A faithful copy is needed. Set down all of the data below exactly.

(Data excerpts)
------------------------------------------------------------

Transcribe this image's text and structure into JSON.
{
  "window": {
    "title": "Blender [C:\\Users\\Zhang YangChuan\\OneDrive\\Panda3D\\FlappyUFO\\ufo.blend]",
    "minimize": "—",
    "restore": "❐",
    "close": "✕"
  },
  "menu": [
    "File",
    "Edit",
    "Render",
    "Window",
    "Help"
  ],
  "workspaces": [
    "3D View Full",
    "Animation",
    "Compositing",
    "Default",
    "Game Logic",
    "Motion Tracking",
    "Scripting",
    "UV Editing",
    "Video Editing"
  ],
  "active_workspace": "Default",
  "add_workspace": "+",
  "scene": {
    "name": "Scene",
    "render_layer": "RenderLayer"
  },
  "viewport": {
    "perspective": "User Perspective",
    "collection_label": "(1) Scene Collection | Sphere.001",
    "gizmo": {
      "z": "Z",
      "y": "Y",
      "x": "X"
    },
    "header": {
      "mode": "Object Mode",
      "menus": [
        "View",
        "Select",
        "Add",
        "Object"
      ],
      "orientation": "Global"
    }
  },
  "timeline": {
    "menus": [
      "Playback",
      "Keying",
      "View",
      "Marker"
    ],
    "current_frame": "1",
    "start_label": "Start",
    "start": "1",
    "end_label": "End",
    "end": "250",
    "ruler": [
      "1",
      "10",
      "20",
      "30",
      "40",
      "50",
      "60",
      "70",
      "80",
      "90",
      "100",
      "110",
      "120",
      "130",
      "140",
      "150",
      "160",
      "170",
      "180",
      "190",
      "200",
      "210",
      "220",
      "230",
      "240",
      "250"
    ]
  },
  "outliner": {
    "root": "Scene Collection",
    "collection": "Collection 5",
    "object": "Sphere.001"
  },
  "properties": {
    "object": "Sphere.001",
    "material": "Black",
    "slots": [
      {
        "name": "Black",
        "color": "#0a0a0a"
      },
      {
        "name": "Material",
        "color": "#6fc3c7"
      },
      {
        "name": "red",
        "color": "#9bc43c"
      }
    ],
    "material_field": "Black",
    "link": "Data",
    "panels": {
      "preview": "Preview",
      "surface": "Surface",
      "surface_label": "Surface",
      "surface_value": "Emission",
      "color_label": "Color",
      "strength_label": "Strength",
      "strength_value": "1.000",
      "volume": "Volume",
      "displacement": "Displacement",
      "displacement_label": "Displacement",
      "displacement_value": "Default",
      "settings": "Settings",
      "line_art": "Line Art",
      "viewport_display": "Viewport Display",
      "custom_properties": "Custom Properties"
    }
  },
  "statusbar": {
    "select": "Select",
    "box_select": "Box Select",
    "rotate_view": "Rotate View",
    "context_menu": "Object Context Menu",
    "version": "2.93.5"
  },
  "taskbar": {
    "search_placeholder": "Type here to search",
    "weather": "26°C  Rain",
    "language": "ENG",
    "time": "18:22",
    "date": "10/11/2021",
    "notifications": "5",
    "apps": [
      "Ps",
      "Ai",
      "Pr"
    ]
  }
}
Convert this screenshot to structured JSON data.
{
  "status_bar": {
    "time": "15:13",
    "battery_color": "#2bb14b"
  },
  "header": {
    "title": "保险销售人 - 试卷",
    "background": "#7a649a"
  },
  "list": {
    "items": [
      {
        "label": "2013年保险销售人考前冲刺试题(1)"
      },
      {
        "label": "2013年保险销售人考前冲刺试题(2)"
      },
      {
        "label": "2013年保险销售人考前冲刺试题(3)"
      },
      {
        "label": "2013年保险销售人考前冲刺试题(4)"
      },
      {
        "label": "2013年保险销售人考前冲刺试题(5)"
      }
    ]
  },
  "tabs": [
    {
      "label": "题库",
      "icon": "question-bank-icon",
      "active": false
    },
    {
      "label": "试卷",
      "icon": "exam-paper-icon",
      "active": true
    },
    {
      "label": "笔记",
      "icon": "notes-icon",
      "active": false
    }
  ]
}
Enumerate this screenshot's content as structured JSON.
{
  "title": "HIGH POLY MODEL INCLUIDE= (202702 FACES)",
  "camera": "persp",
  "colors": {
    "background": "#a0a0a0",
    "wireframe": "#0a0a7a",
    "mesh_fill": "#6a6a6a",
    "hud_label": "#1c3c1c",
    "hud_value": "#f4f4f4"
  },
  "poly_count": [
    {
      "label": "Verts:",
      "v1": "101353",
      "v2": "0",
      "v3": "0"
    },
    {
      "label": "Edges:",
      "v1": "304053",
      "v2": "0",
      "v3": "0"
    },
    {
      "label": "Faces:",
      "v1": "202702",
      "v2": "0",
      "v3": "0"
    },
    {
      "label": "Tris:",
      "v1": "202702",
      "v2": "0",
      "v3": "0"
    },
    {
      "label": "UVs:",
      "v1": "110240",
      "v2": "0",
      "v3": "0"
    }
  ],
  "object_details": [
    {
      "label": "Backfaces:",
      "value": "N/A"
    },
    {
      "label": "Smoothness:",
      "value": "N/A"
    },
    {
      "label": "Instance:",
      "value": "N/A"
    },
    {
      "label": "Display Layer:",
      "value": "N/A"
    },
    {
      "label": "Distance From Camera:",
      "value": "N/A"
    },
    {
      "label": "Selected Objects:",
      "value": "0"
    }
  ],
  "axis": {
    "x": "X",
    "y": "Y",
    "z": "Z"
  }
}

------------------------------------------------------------

▶ ANSWER SECTION
Transcribe this image's text and structure into JSON.
{
  "window": {
    "title": "Blender [C:\\Users\\Zhang YangChuan\\OneDrive\\Panda3D\\FlappyUFO\\ufo.blend]",
    "minimize": "—",
    "restore": "❐",
    "close": "✕"
  },
  "menu": [
    "File",
    "Edit",
    "Render",
    "Window",
    "Help"
  ],
  "workspaces": [
    "3D View Full",
    "Animation",
    "Compositing",
    "Default",
    "Game Logic",
    "Motion Tracking",
    "Scripting",
    "UV Editing",
    "Video Editing"
  ],
  "active_workspace": "Default",
  "add_workspace": "+",
  "scene": {
    "name": "Scene",
    "render_layer": "RenderLayer"
  },
  "viewport": {
    "perspective": "User Perspective",
    "collection_label": "(1) Scene Collection | Sphere.001",
    "gizmo": {
      "z": "Z",
      "y": "Y",
      "x": "X"
    },
    "header": {
      "mode": "Object Mode",
      "menus": [
        "View",
        "Select",
        "Add",
        "Object"
      ],
      "orientation": "Global"
    }
  },
  "timeline": {
    "menus": [
      "Playback",
      "Keying",
      "View",
      "Marker"
    ],
    "current_frame": "1",
    "start_label": "Start",
    "start": "1",
    "end_label": "End",
    "end": "250",
    "ruler": [
      "1",
      "10",
      "20",
      "30",
      "40",
      "50",
      "60",
      "70",
      "80",
      "90",
      "100",
      "110",
      "120",
      "130",
      "140",
      "150",
      "160",
      "170",
      "180",
      "190",
      "200",
      "210",
      "220",
      "230",
      "240",
      "250"
    ]
  },
  "outliner": {
    "root": "Scene Collection",
    "collection": "Collection 5",
    "object": "Sphere.001"
  },
  "properties": {
    "object": "Sphere.001",
    "material": "Black",
    "slots": [
      {
        "name": "Black",
        "color": "#0a0a0a"
      },
      {
        "name": "Material",
        "color": "#6fc3c7"
      },
      {
        "name": "red",
        "color": "#9bc43c"
      }
    ],
    "material_field": "Black",
    "link": "Data",
    "panels": {
      "preview": "Preview",
      "surface": "Surface",
      "surface_label": "Surface",
      "surface_value": "Emission",
      "color_label": "Color",
      "strength_label": "Strength",
      "strength_value": "1.000",
      "volume": "Volume",
      "displacement": "Displacement",
      "displacement_label": "Displacement",
      "displacement_value": "Default",
      "settings": "Settings",
      "line_art": "Line Art",
      "viewport_display": "Viewport Display",
      "custom_properties": "Custom Properties"
    }
  },
  "statusbar": {
    "select": "Select",
    "box_select": "Box Select",
    "rotate_view": "Rotate View",
    "context_menu": "Object Context Menu",
    "version": "2.93.5"
  },
  "taskbar": {
    "search_placeholder": "Type here to search",
    "weather": "26°C  Rain",
    "language": "ENG",
    "time": "18:22",
    "date": "10/11/2021",
    "notifications": "5",
    "apps": [
      "Ps",
      "Ai",
      "Pr"
    ]
  }
}
Convert this screenshot to structured JSON data.
{
  "status_bar": {
    "time": "15:13",
    "battery_color": "#2bb14b"
  },
  "header": {
    "title": "保险销售人 - 试卷",
    "background": "#7a649a"
  },
  "list": {
    "items": [
      {
        "label": "2013年保险销售人考前冲刺试题(1)"
      },
      {
        "label": "2013年保险销售人考前冲刺试题(2)"
      },
      {
        "label": "2013年保险销售人考前冲刺试题(3)"
      },
      {
        "label": "2013年保险销售人考前冲刺试题(4)"
      },
      {
        "label": "2013年保险销售人考前冲刺试题(5)"
      }
    ]
  },
  "tabs": [
    {
      "label": "题库",
      "icon": "question-bank-icon",
      "active": false
    },
    {
      "label": "试卷",
      "icon": "exam-paper-icon",
      "active": true
    },
    {
      "label": "笔记",
      "icon": "notes-icon",
      "active": false
    }
  ]
}
Enumerate this screenshot's content as structured JSON.
{
  "title": "HIGH POLY MODEL INCLUIDE= (202702 FACES)",
  "camera": "persp",
  "colors": {
    "background": "#a0a0a0",
    "wireframe": "#0a0a7a",
    "mesh_fill": "#6a6a6a",
    "hud_label": "#1c3c1c",
    "hud_value": "#f4f4f4"
  },
  "poly_count": [
    {
      "label": "Verts:",
      "v1": "101353",
      "v2": "0",
      "v3": "0"
    },
    {
      "label": "Edges:",
      "v1": "304053",
      "v2": "0",
      "v3": "0"
    },
    {
      "label": "Faces:",
      "v1": "202702",
      "v2": "0",
      "v3": "0"
    },
    {
      "label": "Tris:",
      "v1": "202702",
      "v2": "0",
      "v3": "0"
    },
    {
      "label": "UVs:",
      "v1": "110240",
      "v2": "0",
      "v3": "0"
    }
  ],
  "object_details": [
    {
      "label": "Backfaces:",
      "value": "N/A"
    },
    {
      "label": "Smoothness:",
      "value": "N/A"
    },
    {
      "label": "Instance:",
      "value": "N/A"
    },
    {
      "label": "Display Layer:",
      "value": "N/A"
    },
    {
      "label": "Distance From Camera:",
      "value": "N/A"
    },
    {
      "label": "Selected Objects:",
      "value": "0"
    }
  ],
  "axis": {
    "x": "X",
    "y": "Y",
    "z": "Z"
  }
}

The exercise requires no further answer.